A form of underwear worn by both men and women in ancient Rome, the subligaculum was one of the most basic garments. It was very similar to the perizoma, a tight-fitting pair of shirt pants, worn by the Etruscans, a pre-Roman society that inhabited the central part of present-day Italy, and the Etruscans in turn appear to have adapted the garment from examples worn by ancient Greeks and Egyptians. A basic loincloth, the main purpose of the subligaculum was to cover the genitals. Like other loin coverings worn in ancient times, the subligaculum came in a number of forms. At its simplest, it might consist of a belt with a piece of fabric stretching from front to back between the legs. More substantial subligaculums might cover all of the buttocks and tie at the sides.
Most people wore the subligaculum under other garments. For example, men wore the garment under the tunica (shirt) or the toga, and women wore it under the stola, a long gown. But others wore the subligaculum alone. Common workers often labored wearing only a subligaculum, and Roman gladiators, warriors who fought for entertainment in Rome, usually fought wearing just a subligaculum.
Our knowledge of Roman costume generally comes from the many statues, bas-reliefs, wall carvings, and paintings that have been recovered by archeologists, scientists who study the physical remains of past cultures. Yet these statues and paintings don't reveal what was worn beneath the outer garments. Historians aren't sure what Romans were wearing underneath their flowing togas and stolas, but their best guess is that it was a subligaculum.
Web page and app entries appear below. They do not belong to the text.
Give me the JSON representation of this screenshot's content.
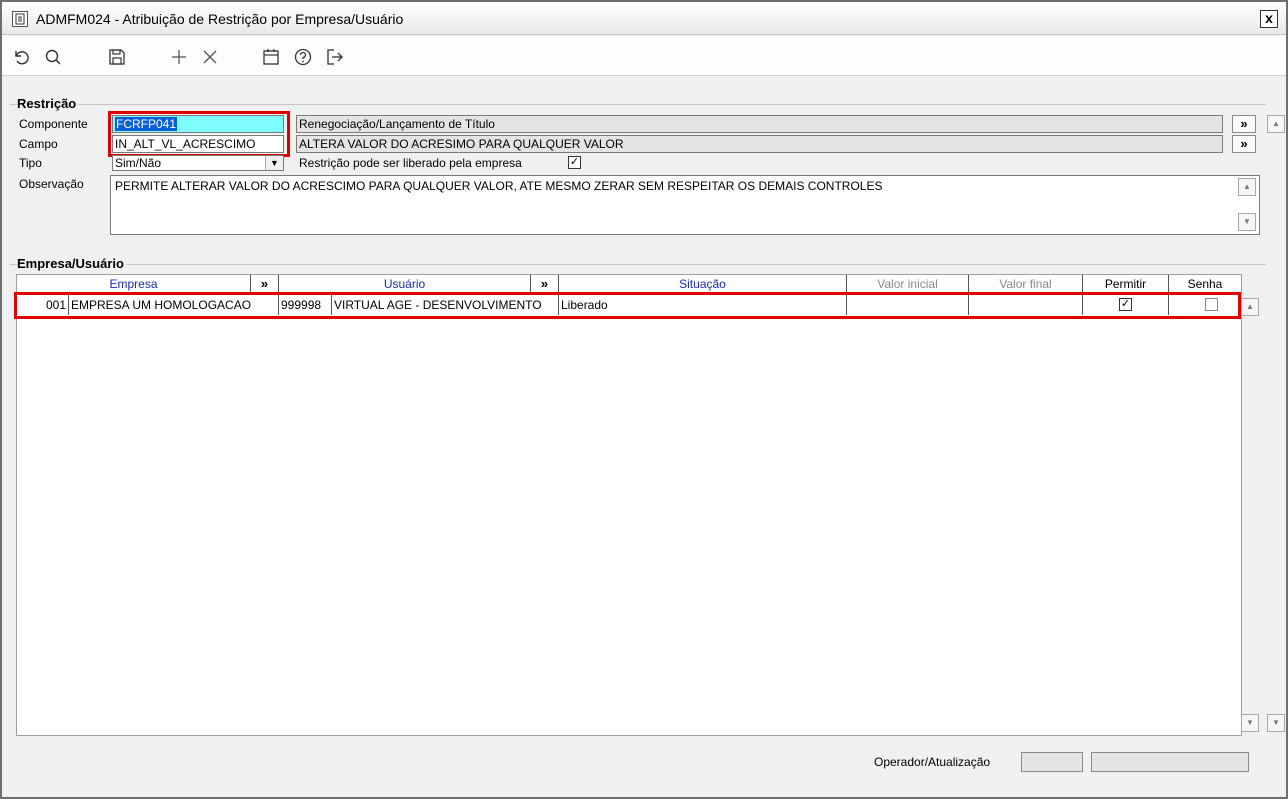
{
  "window": {
    "title": "ADMFM024 - Atribuição de Restrição por Empresa/Usuário",
    "close_label": "x"
  },
  "toolbar": {
    "buttons": [
      "undo-icon",
      "search-icon",
      "save-icon",
      "add-icon",
      "delete-icon",
      "calendar-icon",
      "help-icon",
      "exit-icon"
    ]
  },
  "restricao": {
    "group_label": "Restrição",
    "componente_label": "Componente",
    "componente_code": "FCRFP041",
    "componente_desc": "Renegociação/Lançamento de Título",
    "campo_label": "Campo",
    "campo_code": "IN_ALT_VL_ACRESCIMO",
    "campo_desc": "ALTERA VALOR DO ACRESIMO PARA QUALQUER VALOR",
    "tipo_label": "Tipo",
    "tipo_value": "Sim/Não",
    "liberado_label": "Restrição pode ser liberado pela empresa",
    "liberado_checked": true,
    "observacao_label": "Observação",
    "observacao_value": "PERMITE ALTERAR VALOR DO ACRESCIMO PARA QUALQUER VALOR, ATE MESMO ZERAR SEM RESPEITAR OS DEMAIS CONTROLES",
    "arrow_label": "»"
  },
  "empresa_usuario": {
    "group_label": "Empresa/Usuário",
    "columns": {
      "empresa": "Empresa",
      "arrow1": "»",
      "usuario": "Usuário",
      "arrow2": "»",
      "situacao": "Situação",
      "valor_inicial": "Valor inicial",
      "valor_final": "Valor final",
      "permitir": "Permitir",
      "senha": "Senha"
    },
    "rows": [
      {
        "empresa_code": "001",
        "empresa_name": "EMPRESA UM HOMOLOGACAO",
        "usuario_code": "999998",
        "usuario_name": "VIRTUAL AGE - DESENVOLVIMENTO",
        "situacao": "Liberado",
        "valor_inicial": "",
        "valor_final": "",
        "permitir": true,
        "senha": false
      }
    ]
  },
  "footer": {
    "operador_label": "Operador/Atualização"
  },
  "colors": {
    "highlight": "#e00000",
    "selected_field": "#7ffcff",
    "selection": "#0a5fd8",
    "header_blue": "#1a2dae"
  }
}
Symons, David J. Costume of Ancient Rome. New York: Chelsea House, 1987.